Donald Trump’s pick for secretary of labor, fast-food executive Andrew Puzder, withdrew from the confirmation process Wednesday after scrutiny of his personal and professional life made some Republican senators reluctant to confirm him.

Puzder’s nomination began to come apart on Monday, when reports emerged that at least four Republican senators whose votes were key for confirmation had cold feet. By early Wednesday afternoon, CNN reported, those senators had become solid “no” votes, and GOP Senate leadership was urging the White House to kill the nomination.


Officials at the White House declined to comment, but multiple sources on Capitol Hill confirmed that the Puzder nomination is dead.

The Latest: Embattled fast-food CEO Andrew Puzder withdraws from consideration as labor secretary.

Puzder, who is credited with reviving the fast-food operator CKE Restaurants, which owns the Hardee’s and Carl’s Jr. burger chains, was first nominated for the Labor job in December. Since then, he has been dogged by controversy: a 30-year-old domestic abuse allegation by his ex-wife, Puzder’s admission that he previously employed an undocumented housekeeper, his past remarks expressing a preference for robots over human workers, and CKE’s sexually suggestive ads for its restaurants.

There was also sustained pressure from labor groups like the Fight for $15 movement opposing his confirmation.

Puzder for years employed an undocumented immigrant as a housekeeper, and paid related back taxes to the IRS. In a statement, Puzder said he ended her employment after he learned of her immigration status, and that he “offered her assistance in getting legal status,” which she reportedly declined.

What appears to have truly sunk the nomination, however, is the domestic abuse scandal that has been gathering steam over the past month. In 1990, Puzder’s ex-wife Lisa Fierstein appeared on an episode of “The Oprah Winfrey Show” entitled High-Class Battered Women. Wearing a disguise and using a fake name, Fierstein described being assaulted by Puzder. On Wednesday morning, Politico reported that during the appearance, Fierstein said Puzder told her, “I will see you in the gutter. This will never be over. You will pay for this.”

Fierstein recanted the allegations less than a year after the TV appearance as part of a child custody arrangement that was worked out after the episode aired. A representative for Puzder and Fierstein says that the two remain friends; she even wrote a letter in support of his nomination. Charlotte Fedders, who appeared alongside Fierstein on the episode to discuss her own abuse at the hands of one-time Securities and Exchange Commission official John Fedders, said recently, however, that she doesn’t believe Fierstein’s disavowal.

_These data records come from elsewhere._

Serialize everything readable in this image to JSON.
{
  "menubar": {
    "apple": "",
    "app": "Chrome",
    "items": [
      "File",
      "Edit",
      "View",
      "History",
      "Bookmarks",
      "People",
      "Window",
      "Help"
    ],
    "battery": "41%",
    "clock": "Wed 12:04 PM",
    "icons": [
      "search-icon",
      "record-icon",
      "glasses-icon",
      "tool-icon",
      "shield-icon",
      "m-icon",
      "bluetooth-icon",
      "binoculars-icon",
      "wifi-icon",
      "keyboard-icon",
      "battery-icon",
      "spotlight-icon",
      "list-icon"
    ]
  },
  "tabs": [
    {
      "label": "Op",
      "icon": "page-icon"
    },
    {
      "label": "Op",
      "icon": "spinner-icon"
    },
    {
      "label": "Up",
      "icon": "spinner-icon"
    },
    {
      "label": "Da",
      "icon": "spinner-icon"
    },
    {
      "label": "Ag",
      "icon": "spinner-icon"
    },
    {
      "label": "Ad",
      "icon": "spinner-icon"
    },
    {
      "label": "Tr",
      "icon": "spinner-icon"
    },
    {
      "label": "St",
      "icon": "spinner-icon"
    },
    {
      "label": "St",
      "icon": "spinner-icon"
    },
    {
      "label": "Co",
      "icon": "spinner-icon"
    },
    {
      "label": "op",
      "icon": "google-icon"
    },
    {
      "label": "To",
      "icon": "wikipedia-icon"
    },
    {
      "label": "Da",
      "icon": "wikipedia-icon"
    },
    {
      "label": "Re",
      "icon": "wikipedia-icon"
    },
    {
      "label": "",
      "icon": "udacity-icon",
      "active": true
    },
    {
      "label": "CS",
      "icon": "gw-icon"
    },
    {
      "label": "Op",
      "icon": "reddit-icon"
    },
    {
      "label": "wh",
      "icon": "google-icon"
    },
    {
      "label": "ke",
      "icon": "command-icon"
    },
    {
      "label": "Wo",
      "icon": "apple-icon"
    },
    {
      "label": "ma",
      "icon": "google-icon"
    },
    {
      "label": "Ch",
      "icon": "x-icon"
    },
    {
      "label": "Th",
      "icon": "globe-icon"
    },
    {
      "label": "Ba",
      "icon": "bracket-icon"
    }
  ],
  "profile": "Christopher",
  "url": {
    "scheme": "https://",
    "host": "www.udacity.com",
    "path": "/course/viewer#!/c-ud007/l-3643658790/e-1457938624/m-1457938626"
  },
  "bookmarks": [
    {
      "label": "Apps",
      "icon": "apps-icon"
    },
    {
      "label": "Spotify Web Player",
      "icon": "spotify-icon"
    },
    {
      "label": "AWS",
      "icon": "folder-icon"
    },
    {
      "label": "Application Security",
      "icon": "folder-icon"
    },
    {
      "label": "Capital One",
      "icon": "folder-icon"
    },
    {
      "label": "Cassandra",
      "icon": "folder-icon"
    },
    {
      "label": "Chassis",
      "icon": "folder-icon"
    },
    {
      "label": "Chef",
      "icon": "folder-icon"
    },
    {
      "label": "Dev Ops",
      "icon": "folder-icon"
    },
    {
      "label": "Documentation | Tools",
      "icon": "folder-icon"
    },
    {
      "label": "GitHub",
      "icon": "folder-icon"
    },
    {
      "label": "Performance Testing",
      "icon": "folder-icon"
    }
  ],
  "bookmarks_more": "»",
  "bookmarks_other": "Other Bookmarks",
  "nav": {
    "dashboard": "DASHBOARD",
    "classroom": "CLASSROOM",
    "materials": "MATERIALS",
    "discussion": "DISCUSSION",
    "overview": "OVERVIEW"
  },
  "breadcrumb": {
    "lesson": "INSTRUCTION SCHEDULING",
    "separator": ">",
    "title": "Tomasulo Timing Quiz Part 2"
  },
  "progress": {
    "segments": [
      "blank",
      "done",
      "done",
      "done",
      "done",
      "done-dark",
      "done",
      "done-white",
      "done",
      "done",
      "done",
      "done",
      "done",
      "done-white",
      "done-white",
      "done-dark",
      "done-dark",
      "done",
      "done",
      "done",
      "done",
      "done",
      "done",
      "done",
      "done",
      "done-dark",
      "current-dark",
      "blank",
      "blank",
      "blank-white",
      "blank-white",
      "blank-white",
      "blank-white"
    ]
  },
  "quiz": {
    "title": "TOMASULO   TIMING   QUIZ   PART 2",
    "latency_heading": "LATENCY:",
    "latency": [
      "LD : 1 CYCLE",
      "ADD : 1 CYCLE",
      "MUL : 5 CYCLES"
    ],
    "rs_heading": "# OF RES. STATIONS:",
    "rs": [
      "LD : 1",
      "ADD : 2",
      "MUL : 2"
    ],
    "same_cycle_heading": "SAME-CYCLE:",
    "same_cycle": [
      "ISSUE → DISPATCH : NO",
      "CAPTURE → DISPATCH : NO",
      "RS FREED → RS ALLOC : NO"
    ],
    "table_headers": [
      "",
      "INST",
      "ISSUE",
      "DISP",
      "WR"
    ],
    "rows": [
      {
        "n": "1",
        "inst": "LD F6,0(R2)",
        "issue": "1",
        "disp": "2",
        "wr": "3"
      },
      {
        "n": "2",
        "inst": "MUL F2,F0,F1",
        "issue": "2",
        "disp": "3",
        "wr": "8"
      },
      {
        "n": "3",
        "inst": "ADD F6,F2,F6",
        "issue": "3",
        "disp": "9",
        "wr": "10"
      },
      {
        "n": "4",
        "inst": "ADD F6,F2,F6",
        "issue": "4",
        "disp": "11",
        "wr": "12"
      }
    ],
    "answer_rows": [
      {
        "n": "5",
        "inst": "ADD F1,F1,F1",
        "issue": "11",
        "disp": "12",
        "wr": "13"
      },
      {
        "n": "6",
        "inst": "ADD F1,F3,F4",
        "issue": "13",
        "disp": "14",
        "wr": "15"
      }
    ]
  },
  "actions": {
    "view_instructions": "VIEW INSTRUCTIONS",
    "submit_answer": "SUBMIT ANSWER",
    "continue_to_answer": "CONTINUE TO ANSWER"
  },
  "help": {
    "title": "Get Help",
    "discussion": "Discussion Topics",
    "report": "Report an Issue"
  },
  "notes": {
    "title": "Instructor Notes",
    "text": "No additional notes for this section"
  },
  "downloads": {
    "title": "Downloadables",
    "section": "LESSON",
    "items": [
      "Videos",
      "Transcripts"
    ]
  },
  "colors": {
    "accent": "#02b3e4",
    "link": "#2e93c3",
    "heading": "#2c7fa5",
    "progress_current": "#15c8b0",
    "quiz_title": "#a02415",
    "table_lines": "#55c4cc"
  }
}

“I totally believe that she was abused,” Fedders told Politico. “Powerful men have a way of convincing you that they didn’t do it.”